Your acknowledgements might be the only part of your dissertation that your friends and family will ever read (and probably some other researchers in your field too).
While acknowledgements typically have a lighter tone than the rest of the dissertation, it doesn’t make writing them something you finish within 20 minutes.
So when you are planning to write your chapters, you need to understand that compiling everything into the entire dissertation might take some additional time. You’ll need to add not only your acknowledgements, but also your CV and make sure everything is in the same layout.
Sometimes I open an old dissertation from my research group, and I can really feel the despair of the final weeks of writing and getting everything finished speak through in the acknowledgements. While I can totally relate to those feelings, I don’t think it is necessary to show these in your dissertation. The feelings will pass once you defend, but those words will remain there.

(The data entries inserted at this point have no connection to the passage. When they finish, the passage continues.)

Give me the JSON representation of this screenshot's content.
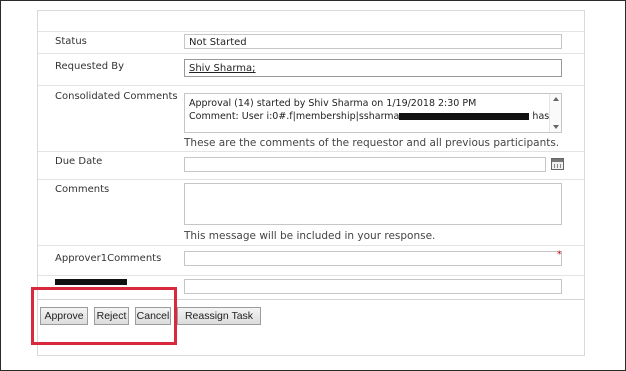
{
  "form": {
    "status": {
      "label": "Status",
      "value": "Not Started"
    },
    "requested_by": {
      "label": "Requested By",
      "value": "Shiv Sharma;"
    },
    "consolidated_comments": {
      "label": "Consolidated Comments",
      "line1": "Approval (14) started by Shiv Sharma on 1/19/2018 2:30 PM",
      "line2_prefix": "Comment: User i:0#.f|membership|ssharma",
      "line2_suffix": "has...",
      "hint": "These are the comments of the requestor and all previous participants."
    },
    "due_date": {
      "label": "Due Date",
      "value": ""
    },
    "comments": {
      "label": "Comments",
      "value": "",
      "hint": "This message will be included in your response."
    },
    "approver1_comments": {
      "label": "Approver1Comments",
      "value": "",
      "required_mark": "*"
    },
    "redacted_field": {
      "value": ""
    }
  },
  "buttons": {
    "approve": "Approve",
    "reject": "Reject",
    "cancel": "Cancel",
    "reassign": "Reassign Task"
  }
}
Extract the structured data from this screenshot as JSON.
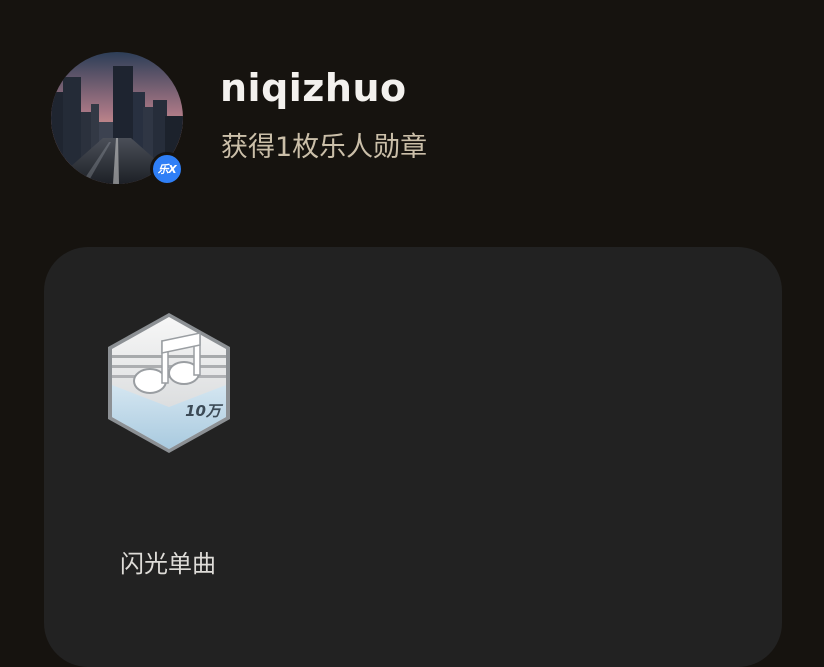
{
  "profile": {
    "username": "niqizhuo",
    "badge_summary": "获得1枚乐人勋章",
    "avatar": "city-street-sunset-photo",
    "verified_badge_text": "乐X",
    "verified_badge_color": "#2f7ff6"
  },
  "badges": [
    {
      "name": "闪光单曲",
      "icon": "music-note-hexagon-badge-icon",
      "tier_label": "10万"
    }
  ],
  "colors": {
    "background": "#16130f",
    "panel": "#222222",
    "username": "#f3f1ee",
    "summary": "#cbbfa9"
  }
}
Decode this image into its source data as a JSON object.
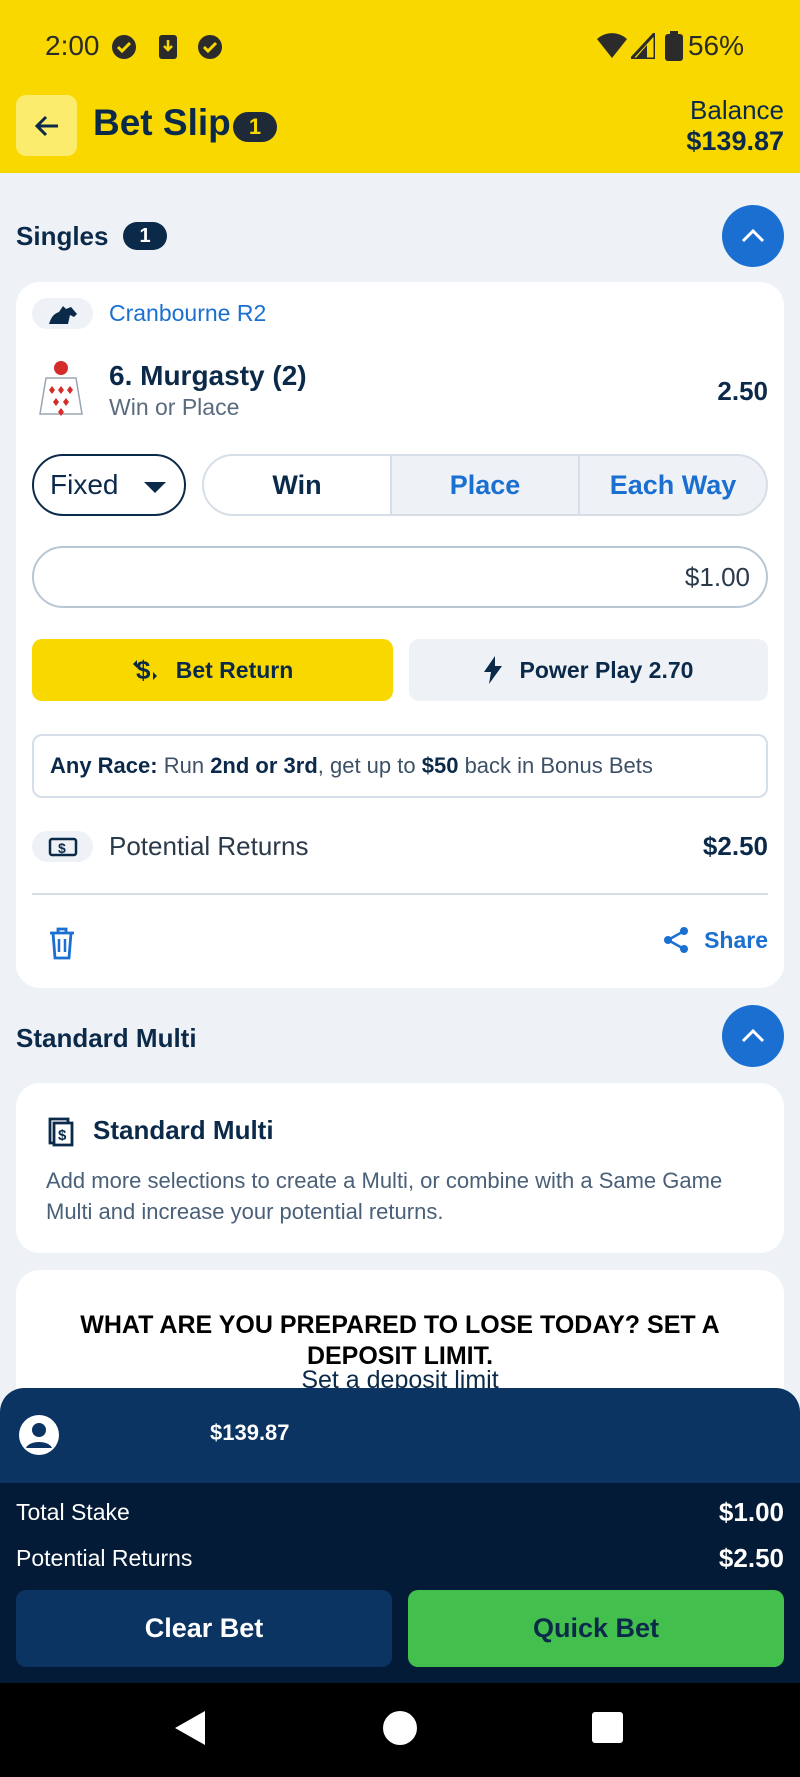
{
  "status_bar": {
    "time": "2:00",
    "battery": "56%"
  },
  "header": {
    "title": "Bet Slip",
    "badge": "1",
    "balance_label": "Balance",
    "balance_value": "$139.87"
  },
  "singles": {
    "title": "Singles",
    "count": "1",
    "bet": {
      "venue": "Cranbourne R2",
      "runner": "6. Murgasty (2)",
      "bet_type": "Win or Place",
      "odds": "2.50",
      "price_type": "Fixed",
      "options": [
        "Win",
        "Place",
        "Each Way"
      ],
      "selected_option": "Win",
      "stake": "$1.00",
      "bet_return_label": "Bet Return",
      "power_play_label": "Power Play 2.70",
      "promo": {
        "prefix": "Any Race:",
        "t1": " Run ",
        "b1": "2nd or 3rd",
        "t2": ", get up to ",
        "b2": "$50",
        "t3": " back in Bonus Bets"
      },
      "potential_returns_label": "Potential Returns",
      "potential_returns_value": "$2.50",
      "share_label": "Share"
    }
  },
  "multi": {
    "section_title": "Standard Multi",
    "card_title": "Standard Multi",
    "description": "Add more selections to create a Multi, or combine with a Same Game Multi and increase your potential returns."
  },
  "responsible_gambling": {
    "heading": "WHAT ARE YOU PREPARED TO LOSE TODAY? SET A DEPOSIT LIMIT.",
    "link": "Set a deposit limit"
  },
  "footer": {
    "account_balance": "$139.87",
    "total_stake_label": "Total Stake",
    "total_stake_value": "$1.00",
    "potential_returns_label": "Potential Returns",
    "potential_returns_value": "$2.50",
    "clear_label": "Clear Bet",
    "quick_label": "Quick Bet"
  },
  "colors": {
    "brand_yellow": "#f9d800",
    "navy": "#0b2a4a",
    "accent_blue": "#1a6fd1",
    "go_green": "#43bf4d"
  }
}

My colleagues told me to write my acknowledgements early on, and I followed that advice. I wrote my acknowledgements in November, as I was preparing my first draft. And I’m very glad I did so before getting sucked into the frustrations and anger/sadness that can arise at later stages in the writing/editing process.

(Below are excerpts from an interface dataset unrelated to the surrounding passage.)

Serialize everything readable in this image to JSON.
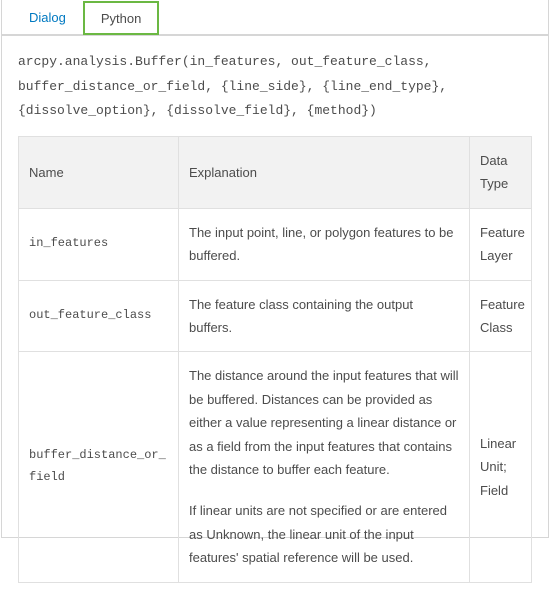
{
  "tabs": {
    "dialog": "Dialog",
    "python": "Python"
  },
  "syntax": "arcpy.analysis.Buffer(in_features, out_feature_class, buffer_distance_or_field, {line_side}, {line_end_type}, {dissolve_option}, {dissolve_field}, {method})",
  "headers": {
    "name": "Name",
    "explanation": "Explanation",
    "datatype": "Data Type"
  },
  "params": [
    {
      "name": "in_features",
      "explain": "The input point, line, or polygon features to be buffered.",
      "type": "Feature Layer"
    },
    {
      "name": "out_feature_class",
      "explain": "The feature class containing the output buffers.",
      "type": "Feature Class"
    },
    {
      "name": "buffer_distance_or_field",
      "explain1": "The distance around the input features that will be buffered. Distances can be provided as either a value representing a linear distance or as a field from the input features that contains the distance to buffer each feature.",
      "explain2": "If linear units are not specified or are entered as Unknown, the linear unit of the input features' spatial reference will be used.",
      "type": "Linear Unit; Field"
    }
  ]
}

I’ve restated a few sentences, and I’ve added some people that I forgot to name, but the core of the text hasn’t been altered since November.

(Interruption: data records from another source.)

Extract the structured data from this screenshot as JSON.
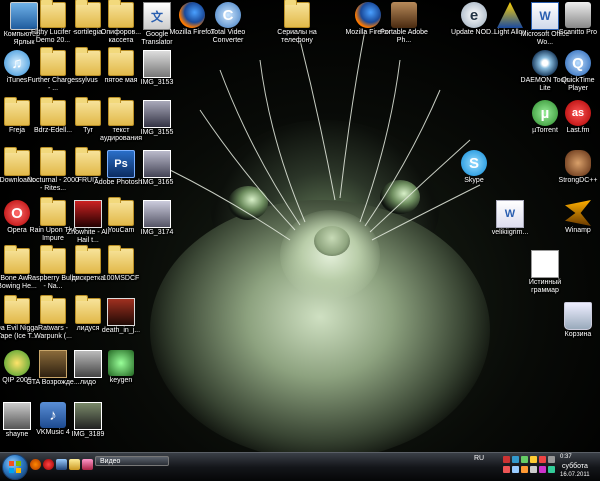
{
  "desktop_icons": {
    "computer": "Компьютер - Ярлык",
    "filthy": "Filthy Lucifer - Demo 20...",
    "sortilegia": "sortilegia",
    "opiforov": "Опифоров... кассета",
    "google_translator": "Google Translator",
    "firefox1": "Mozilla Firefox",
    "total_video": "Total Video Converter",
    "serials": "Сериалы на телефону",
    "firefox2": "Mozilla Firefox",
    "portable_adobe": "Portable Adobe Ph...",
    "update_nod": "Update NOD...",
    "light_alloy": "Light Alloy",
    "ms_office": "Microsoft Office Wo...",
    "scanitto": "Scanitto Pro",
    "itunes": "iTunes",
    "further_charges": "Further Charges - ...",
    "sylvus": "sylvus",
    "pyatoe_maya": "пятое мая",
    "img3153": "IMG_3153",
    "daemon": "DAEMON Tools Lite",
    "quicktime": "QuickTime Player",
    "freja": "Freja",
    "edell": "Bdrz-Edell...",
    "tyr": "Tyr",
    "tekst": "текст аудирования",
    "img3155": "IMG_3155",
    "utorrent": "µTorrent",
    "lastfm": "Last.fm",
    "downloads": "Downloads",
    "nocturnal": "Nocturnal - 2000 - Rites...",
    "fruit": "FRUIT",
    "photoshop": "Adobe Photosh...",
    "img3165": "IMG_3165",
    "skype": "Skype",
    "strongdc": "StrongDC++",
    "opera": "Opera",
    "rain": "Rain Upon The Impure",
    "znowhite": "Znowhite - All Hail t...",
    "youcam": "YouCam",
    "img3174": "IMG_3174",
    "velikiigrim": "velikiigrim...",
    "winamp": "Winamp",
    "bone_awl": "Bone Awl - Bowing He...",
    "raspberry": "Raspberry Bulbs - Na...",
    "diskretka": "дискретка",
    "msdcf": "100MSDCF",
    "istinnyi": "Истинный граммар",
    "da_evil": "Da Evil Nigga Tape (Ice T...",
    "ratwars": "Ratwars - Warpunk (...",
    "lidusya": "лидуся",
    "death": "death_in_j...",
    "korzina": "Корзина",
    "qip": "QIP 2005",
    "gta": "GTA Возрожде...",
    "lido": "лидо",
    "keygen": "keygen",
    "shayne": "shayne",
    "vkmusic": "VKMusic 4",
    "img3189": "IMG_3189"
  },
  "taskbar": {
    "window_button": "Видео",
    "language": "RU",
    "time": "0:37",
    "day": "суббота",
    "date": "16.07.2011"
  },
  "colors": {
    "folder": "#e9c55a",
    "taskbar": "#14161a",
    "cat_glow": "#b9cda9"
  }
}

Therefore, if you are writing your chapters, don’t forget to write your acknowledgements!